Host (A) Records in Service Principle Names (SPN)

The use of an A (address) RECORD and not a CNAME (Canonical Name) record is recommended when using Kerberos. This is to avoid issues where code performing Kerberos authentication resolves a CNAME to the corresponding HOST. This results in a string that is constructed for the SPN request containing the HOST record; this prevents multiple services of the same type being run on the same server.

For example, assume in DNS a CNAME of “mysite.k2.com” which is an alias for the HOST record of “server.k2.com” is used. When the user browses to a web site set with a host header of “mysite.k2.com” this will resolve to “server.k2.com” which resolves to the IP address of 192.168.1.2. “server.k2.com” is the final address in the chain which resolves to an IP address as this is the case an SPN request containing this address is used for the Kerberos ticket request. 

As the Kerberos authentication process continues, the Kerberos Key Distribution Center (KDC) hosted on domain controllers looks at the ticket request containing the SPN formed by the client the SPN string is used in a query against Active Directory by the KDC to identify the account under which the requested service (the web site) is defined to be running under. As the service account has been set with an SPN of the CNAME the service account is never found by the KDC resulting in the inability for the KDC to issue a Kerberos service ticket to the client.

To resolve this problem one might want to set the SPN on the correct service account using both the CNAME and HOST record, this however prevents multiple services of the same type executing under unique service accounts being run on the same server as each service account would require the same SPN being registered against them, this is not allowed in Kerberos and is referred to as duplicate SPNs.

A RECORD is not treated the same as resolving an IP address, this guarantees that the SPN contained in the Kerberos ticket request made by the client is always the address used by the client to access the service and also allows multiple services of the same type to be run on the same server under unique service accounts.

Apart from addressing the issue of SPN construction in ticket requests using A RECORD it also provides a high level of scalability and flexibility for Network Load balancing and in particular to support DR failover scenarios.

An example would be in the following DR design:

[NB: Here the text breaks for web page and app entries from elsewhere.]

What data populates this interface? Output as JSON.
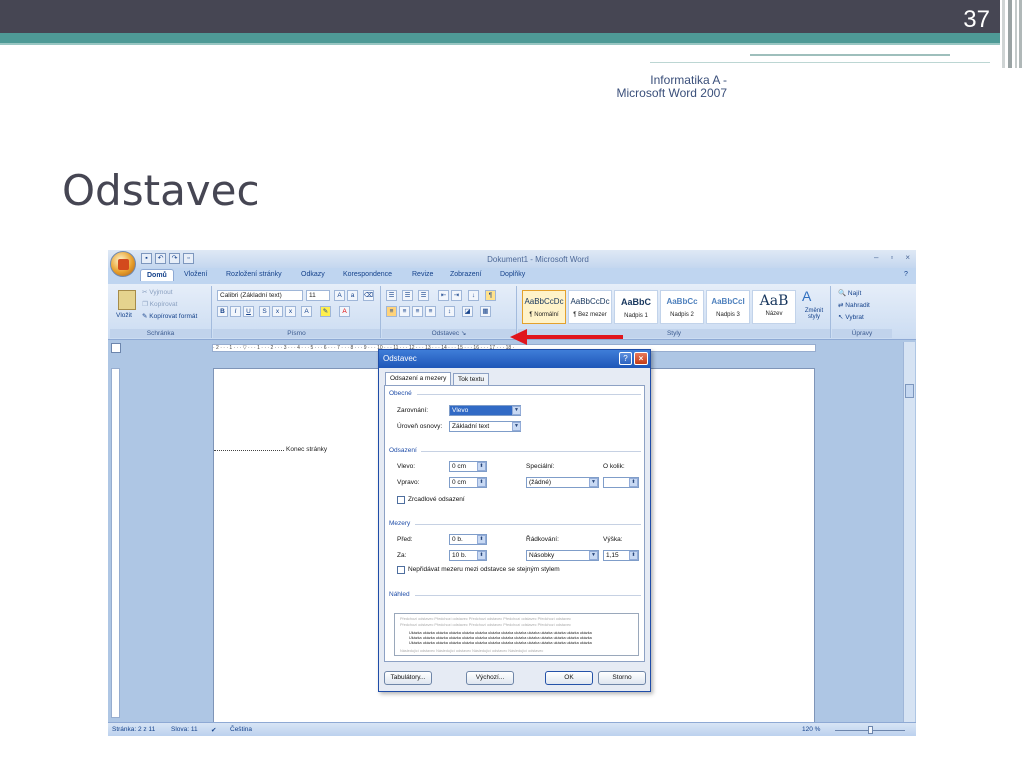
{
  "slide": {
    "number": "37",
    "subtitle_line1": "Informatika A -",
    "subtitle_line2": "Microsoft Word 2007",
    "title": "Odstavec",
    "colors": {
      "topbar": "#464653",
      "teal": "#4e9a96",
      "arrow": "#e0151c"
    }
  },
  "word": {
    "window_title": "Dokument1 - Microsoft Word",
    "window_controls": [
      "–",
      "▫",
      "×"
    ],
    "tabs": [
      "Domů",
      "Vložení",
      "Rozložení stránky",
      "Odkazy",
      "Korespondence",
      "Revize",
      "Zobrazení",
      "Doplňky"
    ],
    "clipboard": {
      "paste": "Vložit",
      "cut": "Vyjmout",
      "copy": "Kopírovat",
      "format": "Kopírovat formát",
      "label": "Schránka"
    },
    "font": {
      "name": "Calibri (Základní text)",
      "size": "11",
      "label": "Písmo"
    },
    "paragraph_label": "Odstavec",
    "styles": {
      "label": "Styly",
      "items": [
        {
          "sample": "AaBbCcDc",
          "name": "¶ Normální"
        },
        {
          "sample": "AaBbCcDc",
          "name": "¶ Bez mezer"
        },
        {
          "sample": "AaBbC",
          "name": "Nadpis 1"
        },
        {
          "sample": "AaBbCc",
          "name": "Nadpis 2"
        },
        {
          "sample": "AaBbCcI",
          "name": "Nadpis 3"
        },
        {
          "sample": "AaB",
          "name": "Název"
        }
      ],
      "change": "Změnit styly"
    },
    "editing": {
      "find": "Najít",
      "replace": "Nahradit",
      "select": "Vybrat",
      "label": "Úpravy"
    },
    "ruler_text": "· 2 · · · 1 · · · ▽ · · · 1 · · · 2 · · · 3 · · · 4 · · · 5 · · · 6 · · · 7 · · · 8 · · · 9 · · · 10 · · · 11 · · · 12 · · · 13 · · · 14 · · · 15 · · · 16 · · · 17 · · · 18 ·",
    "page_break": "Konec stránky",
    "status": {
      "page": "Stránka: 2 z 11",
      "words": "Slova: 11",
      "lang": "Čeština",
      "zoom": "120 %"
    }
  },
  "dialog": {
    "title": "Odstavec",
    "tabs": [
      "Odsazení a mezery",
      "Tok textu"
    ],
    "general": {
      "heading": "Obecné",
      "alignment_label": "Zarovnání:",
      "alignment_value": "Vlevo",
      "outline_label": "Úroveň osnovy:",
      "outline_value": "Základní text"
    },
    "indent": {
      "heading": "Odsazení",
      "left_label": "Vlevo:",
      "left_value": "0 cm",
      "right_label": "Vpravo:",
      "right_value": "0 cm",
      "special_label": "Speciální:",
      "special_value": "(žádné)",
      "by_label": "O kolik:",
      "mirror_label": "Zrcadlové odsazení"
    },
    "spacing": {
      "heading": "Mezery",
      "before_label": "Před:",
      "before_value": "0 b.",
      "after_label": "Za:",
      "after_value": "10 b.",
      "line_label": "Řádkování:",
      "line_value": "Násobky",
      "at_label": "Výška:",
      "at_value": "1,15",
      "dont_add_label": "Nepřidávat mezeru mezi odstavce se stejným stylem"
    },
    "preview": {
      "heading": "Náhled",
      "prev_text": "Předchozí odstavec Předchozí odstavec Předchozí odstavec Předchozí odstavec Předchozí odstavec",
      "sample_text": "Ukázka ukázka ukázka ukázka ukázka ukázka ukázka ukázka ukázka ukázka ukázka ukázka ukázka ukázka",
      "next_text": "Následující odstavec Následující odstavec Následující odstavec Následující odstavec"
    },
    "buttons": {
      "tabs": "Tabulátory...",
      "default": "Výchozí...",
      "ok": "OK",
      "cancel": "Storno"
    }
  }
}
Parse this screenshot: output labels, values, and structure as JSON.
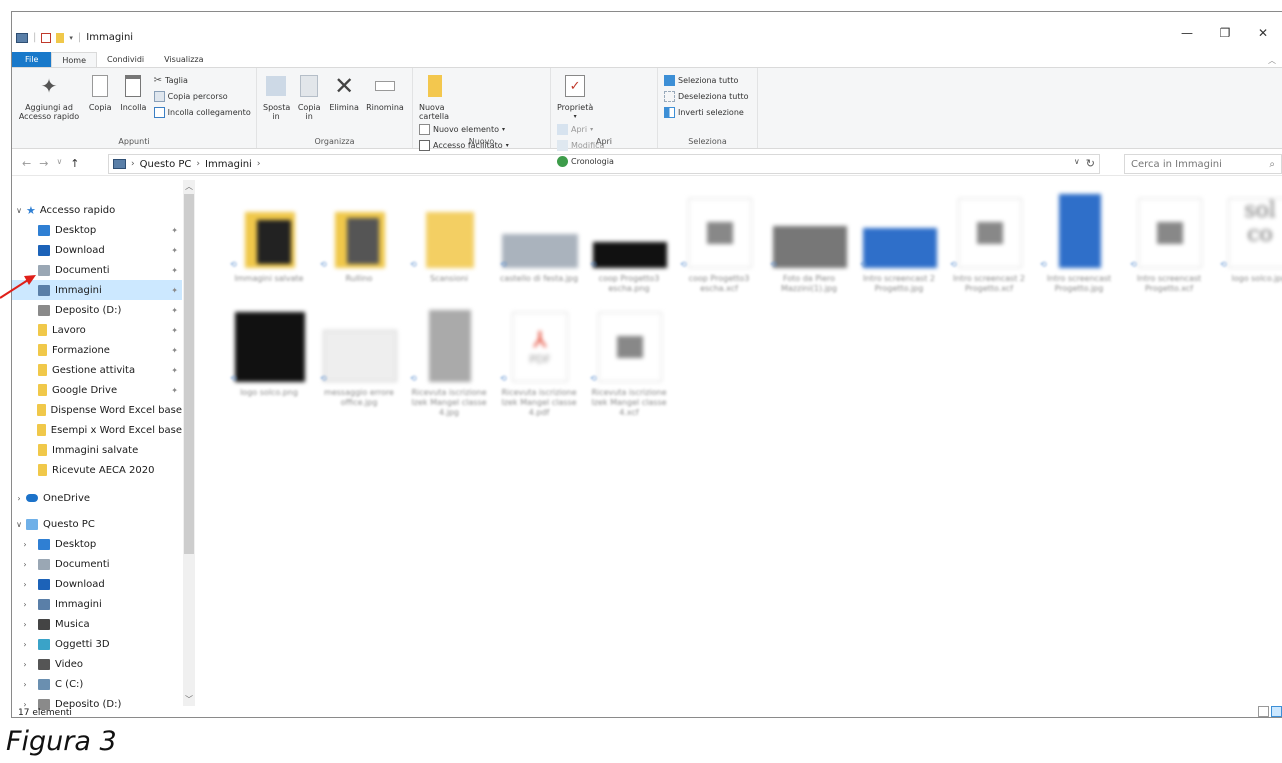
{
  "window": {
    "title": "Immagini",
    "controls": {
      "minimize": "—",
      "maximize": "❐",
      "close": "✕"
    }
  },
  "tabs": [
    {
      "label": "File"
    },
    {
      "label": "Home"
    },
    {
      "label": "Condividi"
    },
    {
      "label": "Visualizza"
    }
  ],
  "ribbon": {
    "appunti": {
      "name": "Appunti",
      "pin": "Aggiungi ad Accesso rapido",
      "copy": "Copia",
      "paste": "Incolla",
      "cut": "Taglia",
      "copy_path": "Copia percorso",
      "paste_link": "Incolla collegamento"
    },
    "organizza": {
      "name": "Organizza",
      "move": "Sposta in",
      "copy_to": "Copia in",
      "delete": "Elimina",
      "rename": "Rinomina"
    },
    "nuovo": {
      "name": "Nuovo",
      "new_folder": "Nuova cartella",
      "new_item": "Nuovo elemento",
      "easy_access": "Accesso facilitato"
    },
    "apri": {
      "name": "Apri",
      "properties": "Proprietà",
      "open": "Apri",
      "edit": "Modifica",
      "history": "Cronologia"
    },
    "seleziona": {
      "name": "Seleziona",
      "select_all": "Seleziona tutto",
      "select_none": "Deseleziona tutto",
      "invert": "Inverti selezione"
    }
  },
  "address": {
    "crumbs": [
      "Questo PC",
      "Immagini"
    ],
    "search_placeholder": "Cerca in Immagini"
  },
  "navpane": {
    "quick_access": "Accesso rapido",
    "items": [
      {
        "label": "Desktop",
        "pinned": true
      },
      {
        "label": "Download",
        "pinned": true
      },
      {
        "label": "Documenti",
        "pinned": true
      },
      {
        "label": "Immagini",
        "pinned": true,
        "selected": true
      },
      {
        "label": "Deposito (D:)",
        "pinned": true
      },
      {
        "label": "Lavoro",
        "pinned": true
      },
      {
        "label": "Formazione",
        "pinned": true
      },
      {
        "label": "Gestione attivita",
        "pinned": true
      },
      {
        "label": "Google Drive",
        "pinned": true
      },
      {
        "label": "Dispense Word Excel base"
      },
      {
        "label": "Esempi x Word Excel base"
      },
      {
        "label": "Immagini salvate"
      },
      {
        "label": "Ricevute AECA 2020"
      }
    ],
    "onedrive": "OneDrive",
    "this_pc": "Questo PC",
    "pc_items": [
      {
        "label": "Desktop"
      },
      {
        "label": "Documenti"
      },
      {
        "label": "Download"
      },
      {
        "label": "Immagini"
      },
      {
        "label": "Musica"
      },
      {
        "label": "Oggetti 3D"
      },
      {
        "label": "Video"
      },
      {
        "label": "C (C:)"
      },
      {
        "label": "Deposito (D:)"
      }
    ]
  },
  "files": [
    {
      "name": "Immagini salvate",
      "kind": "folder-doc"
    },
    {
      "name": "Rullino",
      "kind": "folder-photo"
    },
    {
      "name": "Scansioni",
      "kind": "folder"
    },
    {
      "name": "castello di festa.jpg",
      "kind": "image-web"
    },
    {
      "name": "coop Progetto3 escha.png",
      "kind": "image-dark"
    },
    {
      "name": "coop Progetto3 escha.xcf",
      "kind": "xcf"
    },
    {
      "name": "Foto da Piero Mazzini(1).jpg",
      "kind": "image-gray"
    },
    {
      "name": "Intro screencast 2 Progetto.jpg",
      "kind": "image-blue"
    },
    {
      "name": "Intro screencast 2 Progetto.xcf",
      "kind": "xcf"
    },
    {
      "name": "Intro screencast Progetto.jpg",
      "kind": "image-bluetall"
    },
    {
      "name": "Intro screencast Progetto.xcf",
      "kind": "xcf"
    },
    {
      "name": "logo solco.jpg",
      "kind": "logo-light"
    },
    {
      "name": "logo solco.png",
      "kind": "logo-dark"
    },
    {
      "name": "messaggio errore office.jpg",
      "kind": "image-dialog"
    },
    {
      "name": "Ricevuta iscrizione Izek Mangel classe 4.jpg",
      "kind": "image-receipt"
    },
    {
      "name": "Ricevuta iscrizione Izek Mangel classe 4.pdf",
      "kind": "pdf"
    },
    {
      "name": "Ricevuta iscrizione Izek Mangel classe 4.xcf",
      "kind": "xcf"
    }
  ],
  "status": {
    "count": "17 elementi"
  },
  "caption": "Figura 3"
}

Kerberos

   
Requests from Client workstations direct to K2 Server or from servers direct to K2 Server. 
DNS server holds K2 Server farm address as A RECORD with short TTL configured on record.
Normal requests to K2 Server farm are resolved to primary site IP address.
In event of failover requests to the K2 Server farm are returned by the DNS server resolving to the DR site.
Primary K2 Server Farm/Node configured to run under service account on all nodes and local host entry created pointing to either Primary K2 Server address (single node) or Primary NLB VIP (multi node in each site).
DR K2 Server Farm/Node configured to run under service account on all nodes and that of the Primary site. Local host entry created pointing to either DR K2 Server address (single node) or DR NLB VIP (multi node in each site).
Active Directory Domain Controller, used for authentication (Please note that an instance of the KDC resides on all DCs)
 Kerberos Steps
Client/Server requests a Kerberos ticket call to the KDC to access the K2 Servers in either Primary or DR sites, the request is always the same whichever site, SPN of “K2Server/k2server.k2.com:5252” or “K2HostServer/K2Server.k2.com:5555” is used in the request.
An LDAP query is performed to locate a unique service account with the string “K2Server/k2server.k2.com:5252” or “K2HostServer/K2Server.k2.com:5555” set on the attribute “ServicePrincipalName”.
The account “Svc_K2_Server” has the matching SPNs set and is the only account with these SPNs set on the “ServicePrincipalName” attribute. The accounts master key is now retrieved and used to encrypt* the session key for the requested target service.
A session key is generated and 2 copy’s created one for the client encrypted in the clients TGT** and one for the target service encrypted in the service account master key retrieved in step 3. Both of these are passed to the client upon which the client forwards the server copy to the target service, as long as the target service is running under the account identified in step 3 the service will be able to decrypt and extract the 2nd copy of the session key.

 

Note: Please note all Kerberos key cryptography is symmetric
Important:  **TGT ticket granting ticket is used by the client in all Kerberos requests to encrypt the requests and replies